3. 20 July 1471
(Johannes) Decree of a provincial synod of Cashel held at Clonmel on the complaint of John Northon, O.S.B. the proctor of the monastery of Bath at Waterford, against Cormack Maccarthy, who has committed damage to the property of the monastery at Balynllegan (Legan, now Monkstown, Co. Cork). The synod decrees that unless Cormack makes reparation for the damages within twelve days, he should incur excommunication. Description follows:
Record of a provincial council held in the parish church of Clonmel on 17 July 1471 by John [Cantwell], Archbishop of Cashel, Robert [Poer], Bishop of Lismore and Waterford, and Gerald [FitzRichard, Geraldine] Bishop of Cork and Cloyne.
Brother John Northon, a monk of the Benedictine Order at Bath, England, appeared before the Council as Proctor of the Prior and Convent of Bath, Rectors of the church of Kinsale, with the complaint that Cormac son of Tadeus son of Cormac Macarthy (Cormac macTaidhg, Lord of Muskerry 1461-95) had, contrary to the liberties of the church, occupied a town called Baly In Legan (Legan, now Monkstown) belonging to Bath Priory. Since it was proven by testimony and by documents that that town belonged to the Prior and Convent of Bath, and that neither Cormac nor any other temporal Lord had any right to impose on it burdens, exactions or tributes, by whatever name they might be called, he is ordered to desist within twelve days, failing which he and his accomplices would be excommunicated, to be proclaimed publicly at Mass. If he and they ignored this, then after another twelve days all his localities, lordships and lands, his subjects, servants, and tenants, would be laid under interdict.
Interdict involved the suspension of all religious services, including the sacraments.
Originally the document had attached the three seals of the archbishop and bishops, but only the seal-tags remain.
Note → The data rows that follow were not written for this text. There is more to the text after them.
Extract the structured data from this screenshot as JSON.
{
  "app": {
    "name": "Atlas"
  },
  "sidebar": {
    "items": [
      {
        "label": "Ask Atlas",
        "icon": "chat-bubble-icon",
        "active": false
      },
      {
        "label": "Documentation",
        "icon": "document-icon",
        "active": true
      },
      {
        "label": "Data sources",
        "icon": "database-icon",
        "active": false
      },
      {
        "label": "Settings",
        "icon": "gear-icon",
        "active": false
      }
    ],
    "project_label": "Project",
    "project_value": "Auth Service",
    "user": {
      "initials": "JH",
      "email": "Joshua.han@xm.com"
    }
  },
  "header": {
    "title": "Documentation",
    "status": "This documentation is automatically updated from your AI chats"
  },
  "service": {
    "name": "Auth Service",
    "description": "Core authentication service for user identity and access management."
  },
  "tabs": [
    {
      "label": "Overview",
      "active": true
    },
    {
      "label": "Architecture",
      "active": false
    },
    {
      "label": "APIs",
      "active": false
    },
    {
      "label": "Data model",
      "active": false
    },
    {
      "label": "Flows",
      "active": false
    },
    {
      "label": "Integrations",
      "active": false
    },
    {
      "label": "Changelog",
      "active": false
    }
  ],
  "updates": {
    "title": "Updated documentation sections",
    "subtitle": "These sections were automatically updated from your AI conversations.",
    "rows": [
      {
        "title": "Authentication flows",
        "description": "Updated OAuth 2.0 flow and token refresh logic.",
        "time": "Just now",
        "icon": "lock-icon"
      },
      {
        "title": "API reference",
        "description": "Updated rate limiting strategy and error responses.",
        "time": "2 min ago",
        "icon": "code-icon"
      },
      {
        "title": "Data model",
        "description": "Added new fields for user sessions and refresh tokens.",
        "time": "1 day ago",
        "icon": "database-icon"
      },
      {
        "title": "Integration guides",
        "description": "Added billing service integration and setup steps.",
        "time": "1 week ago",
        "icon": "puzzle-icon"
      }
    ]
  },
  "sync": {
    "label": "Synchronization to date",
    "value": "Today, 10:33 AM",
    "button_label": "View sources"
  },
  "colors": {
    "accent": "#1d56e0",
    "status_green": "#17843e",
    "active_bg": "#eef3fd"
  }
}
It exhibits the extreme repetitiveness characteristic of legal proceedings under Canon Law.
Its particular interest is that it shows that the MacCarthys of Muskerry had tried to take over the barony of Kerrycurrihy, which the Earls of Desmond had acquired from the Cogans in 1439, during the disputed Desmond succession following the execution of Earl Thomas in 1467. They succeeded in doing so, during another Desmond succession dispute, for a few years following 1535.
Last updated: 08 March 2016